◆ GOAL OF THE EXERCISE:
Every record, from the first to the last, is to be printed again exactly.

(Page and application data records)
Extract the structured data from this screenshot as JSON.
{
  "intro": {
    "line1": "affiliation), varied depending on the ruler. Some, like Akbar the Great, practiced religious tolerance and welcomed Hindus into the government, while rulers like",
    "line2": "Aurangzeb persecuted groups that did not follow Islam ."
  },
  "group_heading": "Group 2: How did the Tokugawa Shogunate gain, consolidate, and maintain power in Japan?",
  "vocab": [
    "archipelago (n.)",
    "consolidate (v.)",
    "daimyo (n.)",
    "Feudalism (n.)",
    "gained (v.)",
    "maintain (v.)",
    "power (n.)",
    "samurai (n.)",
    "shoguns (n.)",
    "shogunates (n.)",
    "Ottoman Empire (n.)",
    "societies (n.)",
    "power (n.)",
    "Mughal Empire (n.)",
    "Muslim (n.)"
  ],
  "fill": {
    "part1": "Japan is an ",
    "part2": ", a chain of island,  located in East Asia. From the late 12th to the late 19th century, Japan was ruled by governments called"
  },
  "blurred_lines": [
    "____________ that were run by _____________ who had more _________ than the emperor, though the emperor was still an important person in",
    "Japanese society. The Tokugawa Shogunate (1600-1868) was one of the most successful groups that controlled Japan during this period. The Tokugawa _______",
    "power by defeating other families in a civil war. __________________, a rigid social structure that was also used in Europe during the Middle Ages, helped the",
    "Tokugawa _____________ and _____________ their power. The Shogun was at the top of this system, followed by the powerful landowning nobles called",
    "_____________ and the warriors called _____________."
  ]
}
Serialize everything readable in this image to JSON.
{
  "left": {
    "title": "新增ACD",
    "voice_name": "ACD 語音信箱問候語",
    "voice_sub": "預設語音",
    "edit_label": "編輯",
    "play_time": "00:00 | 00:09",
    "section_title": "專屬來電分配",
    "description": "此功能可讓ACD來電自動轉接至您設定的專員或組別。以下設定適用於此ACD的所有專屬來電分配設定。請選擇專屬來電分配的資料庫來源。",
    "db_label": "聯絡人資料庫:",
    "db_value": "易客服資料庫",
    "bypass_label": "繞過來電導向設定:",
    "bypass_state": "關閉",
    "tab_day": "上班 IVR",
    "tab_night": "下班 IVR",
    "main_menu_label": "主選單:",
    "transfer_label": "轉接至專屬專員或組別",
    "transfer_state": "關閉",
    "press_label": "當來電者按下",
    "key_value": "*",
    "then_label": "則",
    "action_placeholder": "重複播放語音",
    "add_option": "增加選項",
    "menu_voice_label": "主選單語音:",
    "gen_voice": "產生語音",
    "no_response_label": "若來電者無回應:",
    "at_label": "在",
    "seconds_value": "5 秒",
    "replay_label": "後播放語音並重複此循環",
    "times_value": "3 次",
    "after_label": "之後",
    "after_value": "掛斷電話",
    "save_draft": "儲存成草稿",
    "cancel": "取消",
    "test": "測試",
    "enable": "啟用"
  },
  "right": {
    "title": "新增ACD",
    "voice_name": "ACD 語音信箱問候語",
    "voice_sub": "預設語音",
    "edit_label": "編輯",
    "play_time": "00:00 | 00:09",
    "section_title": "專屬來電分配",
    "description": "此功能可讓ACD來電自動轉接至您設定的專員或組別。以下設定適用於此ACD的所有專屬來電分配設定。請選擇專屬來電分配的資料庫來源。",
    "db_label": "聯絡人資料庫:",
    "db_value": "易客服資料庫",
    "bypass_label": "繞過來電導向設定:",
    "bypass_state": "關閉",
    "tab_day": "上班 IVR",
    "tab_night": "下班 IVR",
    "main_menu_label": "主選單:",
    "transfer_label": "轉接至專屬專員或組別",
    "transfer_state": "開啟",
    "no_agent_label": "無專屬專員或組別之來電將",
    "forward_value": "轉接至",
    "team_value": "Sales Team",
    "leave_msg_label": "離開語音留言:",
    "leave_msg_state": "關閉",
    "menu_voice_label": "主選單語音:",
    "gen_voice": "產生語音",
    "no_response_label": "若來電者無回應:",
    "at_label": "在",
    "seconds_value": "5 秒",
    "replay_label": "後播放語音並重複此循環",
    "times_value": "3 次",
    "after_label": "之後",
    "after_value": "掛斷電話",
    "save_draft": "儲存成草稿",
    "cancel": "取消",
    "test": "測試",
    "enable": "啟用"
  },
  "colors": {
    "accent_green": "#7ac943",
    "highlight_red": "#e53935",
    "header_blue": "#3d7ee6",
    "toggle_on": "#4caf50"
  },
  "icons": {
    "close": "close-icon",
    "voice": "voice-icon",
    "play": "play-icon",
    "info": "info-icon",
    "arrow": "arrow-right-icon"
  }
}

◆ ANSWER SECTION:
Extract the structured data from this screenshot as JSON.
{
  "intro": {
    "line1": "affiliation), varied depending on the ruler. Some, like Akbar the Great, practiced religious tolerance and welcomed Hindus into the government, while rulers like",
    "line2": "Aurangzeb persecuted groups that did not follow Islam ."
  },
  "group_heading": "Group 2: How did the Tokugawa Shogunate gain, consolidate, and maintain power in Japan?",
  "vocab": [
    "archipelago (n.)",
    "consolidate (v.)",
    "daimyo (n.)",
    "Feudalism (n.)",
    "gained (v.)",
    "maintain (v.)",
    "power (n.)",
    "samurai (n.)",
    "shoguns (n.)",
    "shogunates (n.)",
    "Ottoman Empire (n.)",
    "societies (n.)",
    "power (n.)",
    "Mughal Empire (n.)",
    "Muslim (n.)"
  ],
  "fill": {
    "part1": "Japan is an ",
    "part2": ", a chain of island,  located in East Asia. From the late 12th to the late 19th century, Japan was ruled by governments called"
  },
  "blurred_lines": [
    "____________ that were run by _____________ who had more _________ than the emperor, though the emperor was still an important person in",
    "Japanese society. The Tokugawa Shogunate (1600-1868) was one of the most successful groups that controlled Japan during this period. The Tokugawa _______",
    "power by defeating other families in a civil war. __________________, a rigid social structure that was also used in Europe during the Middle Ages, helped the",
    "Tokugawa _____________ and _____________ their power. The Shogun was at the top of this system, followed by the powerful landowning nobles called",
    "_____________ and the warriors called _____________."
  ]
}
Serialize everything readable in this image to JSON.
{
  "left": {
    "title": "新增ACD",
    "voice_name": "ACD 語音信箱問候語",
    "voice_sub": "預設語音",
    "edit_label": "編輯",
    "play_time": "00:00 | 00:09",
    "section_title": "專屬來電分配",
    "description": "此功能可讓ACD來電自動轉接至您設定的專員或組別。以下設定適用於此ACD的所有專屬來電分配設定。請選擇專屬來電分配的資料庫來源。",
    "db_label": "聯絡人資料庫:",
    "db_value": "易客服資料庫",
    "bypass_label": "繞過來電導向設定:",
    "bypass_state": "關閉",
    "tab_day": "上班 IVR",
    "tab_night": "下班 IVR",
    "main_menu_label": "主選單:",
    "transfer_label": "轉接至專屬專員或組別",
    "transfer_state": "關閉",
    "press_label": "當來電者按下",
    "key_value": "*",
    "then_label": "則",
    "action_placeholder": "重複播放語音",
    "add_option": "增加選項",
    "menu_voice_label": "主選單語音:",
    "gen_voice": "產生語音",
    "no_response_label": "若來電者無回應:",
    "at_label": "在",
    "seconds_value": "5 秒",
    "replay_label": "後播放語音並重複此循環",
    "times_value": "3 次",
    "after_label": "之後",
    "after_value": "掛斷電話",
    "save_draft": "儲存成草稿",
    "cancel": "取消",
    "test": "測試",
    "enable": "啟用"
  },
  "right": {
    "title": "新增ACD",
    "voice_name": "ACD 語音信箱問候語",
    "voice_sub": "預設語音",
    "edit_label": "編輯",
    "play_time": "00:00 | 00:09",
    "section_title": "專屬來電分配",
    "description": "此功能可讓ACD來電自動轉接至您設定的專員或組別。以下設定適用於此ACD的所有專屬來電分配設定。請選擇專屬來電分配的資料庫來源。",
    "db_label": "聯絡人資料庫:",
    "db_value": "易客服資料庫",
    "bypass_label": "繞過來電導向設定:",
    "bypass_state": "關閉",
    "tab_day": "上班 IVR",
    "tab_night": "下班 IVR",
    "main_menu_label": "主選單:",
    "transfer_label": "轉接至專屬專員或組別",
    "transfer_state": "開啟",
    "no_agent_label": "無專屬專員或組別之來電將",
    "forward_value": "轉接至",
    "team_value": "Sales Team",
    "leave_msg_label": "離開語音留言:",
    "leave_msg_state": "關閉",
    "menu_voice_label": "主選單語音:",
    "gen_voice": "產生語音",
    "no_response_label": "若來電者無回應:",
    "at_label": "在",
    "seconds_value": "5 秒",
    "replay_label": "後播放語音並重複此循環",
    "times_value": "3 次",
    "after_label": "之後",
    "after_value": "掛斷電話",
    "save_draft": "儲存成草稿",
    "cancel": "取消",
    "test": "測試",
    "enable": "啟用"
  },
  "colors": {
    "accent_green": "#7ac943",
    "highlight_red": "#e53935",
    "header_blue": "#3d7ee6",
    "toggle_on": "#4caf50"
  },
  "icons": {
    "close": "close-icon",
    "voice": "voice-icon",
    "play": "play-icon",
    "info": "info-icon",
    "arrow": "arrow-right-icon"
  }
}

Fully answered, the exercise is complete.